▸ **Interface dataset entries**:
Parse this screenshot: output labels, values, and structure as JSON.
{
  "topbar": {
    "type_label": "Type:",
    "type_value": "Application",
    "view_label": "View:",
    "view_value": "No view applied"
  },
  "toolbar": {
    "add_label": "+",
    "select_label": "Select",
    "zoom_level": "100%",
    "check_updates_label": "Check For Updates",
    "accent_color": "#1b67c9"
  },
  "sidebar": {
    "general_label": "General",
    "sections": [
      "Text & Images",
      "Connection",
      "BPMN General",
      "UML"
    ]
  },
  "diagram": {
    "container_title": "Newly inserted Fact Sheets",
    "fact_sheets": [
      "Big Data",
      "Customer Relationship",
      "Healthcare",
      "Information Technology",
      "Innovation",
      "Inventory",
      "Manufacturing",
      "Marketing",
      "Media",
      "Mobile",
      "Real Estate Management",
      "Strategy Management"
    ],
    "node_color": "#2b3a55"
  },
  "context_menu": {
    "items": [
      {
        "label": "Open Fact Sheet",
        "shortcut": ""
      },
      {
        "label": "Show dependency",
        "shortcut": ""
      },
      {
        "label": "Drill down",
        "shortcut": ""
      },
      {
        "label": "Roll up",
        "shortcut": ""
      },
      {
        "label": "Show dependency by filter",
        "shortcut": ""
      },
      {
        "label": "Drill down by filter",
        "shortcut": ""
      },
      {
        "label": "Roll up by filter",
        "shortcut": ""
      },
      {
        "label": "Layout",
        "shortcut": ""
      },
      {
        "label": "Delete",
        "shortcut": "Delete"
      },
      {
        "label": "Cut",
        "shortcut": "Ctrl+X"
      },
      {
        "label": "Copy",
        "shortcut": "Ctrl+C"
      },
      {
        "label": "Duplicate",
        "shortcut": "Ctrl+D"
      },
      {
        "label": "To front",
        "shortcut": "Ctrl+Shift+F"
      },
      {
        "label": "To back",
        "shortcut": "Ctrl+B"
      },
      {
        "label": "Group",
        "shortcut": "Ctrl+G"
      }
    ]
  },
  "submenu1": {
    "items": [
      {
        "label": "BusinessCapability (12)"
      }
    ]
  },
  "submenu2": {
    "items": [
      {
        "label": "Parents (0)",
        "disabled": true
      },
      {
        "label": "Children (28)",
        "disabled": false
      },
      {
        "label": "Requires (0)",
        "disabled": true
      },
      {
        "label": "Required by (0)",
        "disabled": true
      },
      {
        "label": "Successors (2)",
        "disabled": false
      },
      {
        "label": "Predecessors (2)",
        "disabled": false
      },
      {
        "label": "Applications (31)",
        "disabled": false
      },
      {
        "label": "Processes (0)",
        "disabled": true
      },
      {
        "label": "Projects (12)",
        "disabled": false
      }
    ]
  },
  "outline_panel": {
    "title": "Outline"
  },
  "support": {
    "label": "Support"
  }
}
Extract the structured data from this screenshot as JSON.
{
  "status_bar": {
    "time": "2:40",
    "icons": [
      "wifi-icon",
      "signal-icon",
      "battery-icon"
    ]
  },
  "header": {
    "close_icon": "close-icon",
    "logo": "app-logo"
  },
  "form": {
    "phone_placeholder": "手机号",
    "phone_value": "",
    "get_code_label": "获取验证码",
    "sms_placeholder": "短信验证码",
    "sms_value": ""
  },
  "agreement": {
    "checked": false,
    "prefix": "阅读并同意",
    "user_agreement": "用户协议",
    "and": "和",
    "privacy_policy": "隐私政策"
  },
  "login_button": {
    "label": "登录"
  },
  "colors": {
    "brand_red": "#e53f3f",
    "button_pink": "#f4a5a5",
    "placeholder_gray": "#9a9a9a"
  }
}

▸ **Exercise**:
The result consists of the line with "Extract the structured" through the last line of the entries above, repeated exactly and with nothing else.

▸ **Written reply**:
Extract the structured data from this screenshot as JSON.
{
  "status_bar": {
    "time": "2:40",
    "icons": [
      "wifi-icon",
      "signal-icon",
      "battery-icon"
    ]
  },
  "header": {
    "close_icon": "close-icon",
    "logo": "app-logo"
  },
  "form": {
    "phone_placeholder": "手机号",
    "phone_value": "",
    "get_code_label": "获取验证码",
    "sms_placeholder": "短信验证码",
    "sms_value": ""
  },
  "agreement": {
    "checked": false,
    "prefix": "阅读并同意",
    "user_agreement": "用户协议",
    "and": "和",
    "privacy_policy": "隐私政策"
  },
  "login_button": {
    "label": "登录"
  },
  "colors": {
    "brand_red": "#e53f3f",
    "button_pink": "#f4a5a5",
    "placeholder_gray": "#9a9a9a"
  }
}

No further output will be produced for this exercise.